╭─ SOURCE RECORDS

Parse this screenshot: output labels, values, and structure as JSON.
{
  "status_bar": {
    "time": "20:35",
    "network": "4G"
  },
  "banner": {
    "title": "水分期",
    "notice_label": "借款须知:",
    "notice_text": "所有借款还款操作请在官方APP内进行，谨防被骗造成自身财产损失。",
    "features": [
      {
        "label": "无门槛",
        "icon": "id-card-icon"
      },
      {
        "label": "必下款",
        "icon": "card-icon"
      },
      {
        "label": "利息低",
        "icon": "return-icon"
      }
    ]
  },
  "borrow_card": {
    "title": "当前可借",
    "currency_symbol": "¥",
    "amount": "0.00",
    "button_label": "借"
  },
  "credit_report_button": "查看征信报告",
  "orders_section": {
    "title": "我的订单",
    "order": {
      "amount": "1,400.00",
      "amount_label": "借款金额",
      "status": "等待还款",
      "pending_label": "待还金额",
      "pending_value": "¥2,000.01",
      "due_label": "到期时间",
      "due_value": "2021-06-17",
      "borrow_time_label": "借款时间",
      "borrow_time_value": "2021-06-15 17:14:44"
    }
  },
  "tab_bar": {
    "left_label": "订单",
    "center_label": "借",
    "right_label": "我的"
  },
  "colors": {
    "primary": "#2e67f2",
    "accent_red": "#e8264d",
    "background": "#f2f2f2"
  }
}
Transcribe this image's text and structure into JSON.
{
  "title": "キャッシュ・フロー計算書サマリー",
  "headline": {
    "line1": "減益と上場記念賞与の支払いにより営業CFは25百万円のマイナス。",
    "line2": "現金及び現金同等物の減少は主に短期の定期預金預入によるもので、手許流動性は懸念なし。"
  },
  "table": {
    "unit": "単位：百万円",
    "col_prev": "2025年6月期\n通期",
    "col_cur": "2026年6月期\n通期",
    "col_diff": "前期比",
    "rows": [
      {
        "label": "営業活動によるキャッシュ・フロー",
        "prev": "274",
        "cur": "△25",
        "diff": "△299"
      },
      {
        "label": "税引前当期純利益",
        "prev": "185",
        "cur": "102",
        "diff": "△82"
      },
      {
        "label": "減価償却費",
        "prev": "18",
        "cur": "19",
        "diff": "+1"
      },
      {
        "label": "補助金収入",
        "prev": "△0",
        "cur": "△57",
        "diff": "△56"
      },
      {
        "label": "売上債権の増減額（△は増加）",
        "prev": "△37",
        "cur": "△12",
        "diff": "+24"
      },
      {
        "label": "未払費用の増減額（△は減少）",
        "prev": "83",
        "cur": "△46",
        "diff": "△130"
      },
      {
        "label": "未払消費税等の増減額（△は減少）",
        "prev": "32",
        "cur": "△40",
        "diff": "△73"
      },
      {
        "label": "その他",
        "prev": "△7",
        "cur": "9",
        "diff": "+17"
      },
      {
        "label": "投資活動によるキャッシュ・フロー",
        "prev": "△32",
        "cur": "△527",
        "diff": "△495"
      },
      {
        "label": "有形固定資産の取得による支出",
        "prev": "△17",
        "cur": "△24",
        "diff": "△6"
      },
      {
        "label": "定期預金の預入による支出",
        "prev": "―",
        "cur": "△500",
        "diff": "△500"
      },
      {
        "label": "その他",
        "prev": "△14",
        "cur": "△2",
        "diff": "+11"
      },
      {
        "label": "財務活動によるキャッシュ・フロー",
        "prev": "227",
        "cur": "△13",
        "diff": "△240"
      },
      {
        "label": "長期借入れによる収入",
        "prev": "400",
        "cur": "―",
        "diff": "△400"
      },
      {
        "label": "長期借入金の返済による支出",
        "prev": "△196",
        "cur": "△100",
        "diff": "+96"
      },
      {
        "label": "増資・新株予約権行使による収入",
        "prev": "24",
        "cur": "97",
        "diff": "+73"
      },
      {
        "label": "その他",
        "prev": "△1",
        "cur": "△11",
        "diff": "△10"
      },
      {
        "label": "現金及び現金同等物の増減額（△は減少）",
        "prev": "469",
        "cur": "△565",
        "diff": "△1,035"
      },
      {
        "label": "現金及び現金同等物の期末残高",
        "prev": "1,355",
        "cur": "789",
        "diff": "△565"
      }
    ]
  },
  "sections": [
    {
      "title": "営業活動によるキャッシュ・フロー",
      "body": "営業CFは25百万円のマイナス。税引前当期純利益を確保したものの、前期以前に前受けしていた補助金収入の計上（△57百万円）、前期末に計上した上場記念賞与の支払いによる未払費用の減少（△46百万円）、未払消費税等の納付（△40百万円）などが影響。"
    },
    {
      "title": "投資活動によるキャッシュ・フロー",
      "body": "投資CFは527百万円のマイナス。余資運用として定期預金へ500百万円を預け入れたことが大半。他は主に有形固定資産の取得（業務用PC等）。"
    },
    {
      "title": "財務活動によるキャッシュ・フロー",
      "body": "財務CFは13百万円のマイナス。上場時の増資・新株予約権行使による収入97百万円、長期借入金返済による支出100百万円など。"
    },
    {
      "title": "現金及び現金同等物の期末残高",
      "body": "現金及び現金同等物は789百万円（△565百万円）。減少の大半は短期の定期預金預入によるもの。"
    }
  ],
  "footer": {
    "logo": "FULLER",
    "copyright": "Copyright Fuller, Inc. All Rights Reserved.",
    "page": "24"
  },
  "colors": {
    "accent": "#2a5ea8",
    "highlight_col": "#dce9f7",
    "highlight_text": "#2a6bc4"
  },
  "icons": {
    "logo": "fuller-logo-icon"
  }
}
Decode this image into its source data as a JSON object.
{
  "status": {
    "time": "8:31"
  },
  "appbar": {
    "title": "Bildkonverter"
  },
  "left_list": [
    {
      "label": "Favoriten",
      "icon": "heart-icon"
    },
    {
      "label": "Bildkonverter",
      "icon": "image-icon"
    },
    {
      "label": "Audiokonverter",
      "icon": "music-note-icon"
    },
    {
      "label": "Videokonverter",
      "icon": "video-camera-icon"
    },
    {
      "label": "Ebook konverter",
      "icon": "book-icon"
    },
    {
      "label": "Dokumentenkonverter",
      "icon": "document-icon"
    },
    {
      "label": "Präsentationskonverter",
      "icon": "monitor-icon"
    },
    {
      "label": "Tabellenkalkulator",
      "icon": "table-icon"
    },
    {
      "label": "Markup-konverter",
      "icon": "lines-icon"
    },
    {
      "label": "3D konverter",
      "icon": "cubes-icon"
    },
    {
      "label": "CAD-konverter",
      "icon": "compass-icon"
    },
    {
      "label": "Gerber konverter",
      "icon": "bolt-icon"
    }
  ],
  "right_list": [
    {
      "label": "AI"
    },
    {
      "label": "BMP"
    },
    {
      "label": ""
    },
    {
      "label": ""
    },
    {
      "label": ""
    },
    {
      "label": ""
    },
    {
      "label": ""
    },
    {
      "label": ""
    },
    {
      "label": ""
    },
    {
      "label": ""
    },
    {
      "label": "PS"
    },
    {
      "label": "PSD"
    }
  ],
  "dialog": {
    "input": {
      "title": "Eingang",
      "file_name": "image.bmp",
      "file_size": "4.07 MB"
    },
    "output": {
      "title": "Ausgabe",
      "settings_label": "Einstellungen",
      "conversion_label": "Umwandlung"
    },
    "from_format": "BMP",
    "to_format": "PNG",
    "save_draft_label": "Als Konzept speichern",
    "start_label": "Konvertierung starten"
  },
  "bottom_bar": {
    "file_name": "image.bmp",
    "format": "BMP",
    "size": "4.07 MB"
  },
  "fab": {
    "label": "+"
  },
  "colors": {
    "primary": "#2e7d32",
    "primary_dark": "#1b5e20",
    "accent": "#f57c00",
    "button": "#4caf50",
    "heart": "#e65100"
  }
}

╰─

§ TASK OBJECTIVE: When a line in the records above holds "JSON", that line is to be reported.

§ SOLVED PROBLEM:
Parse this screenshot: output labels, values, and structure as JSON.
Transcribe this image's text and structure into JSON.
Decode this image into its source data as a JSON object.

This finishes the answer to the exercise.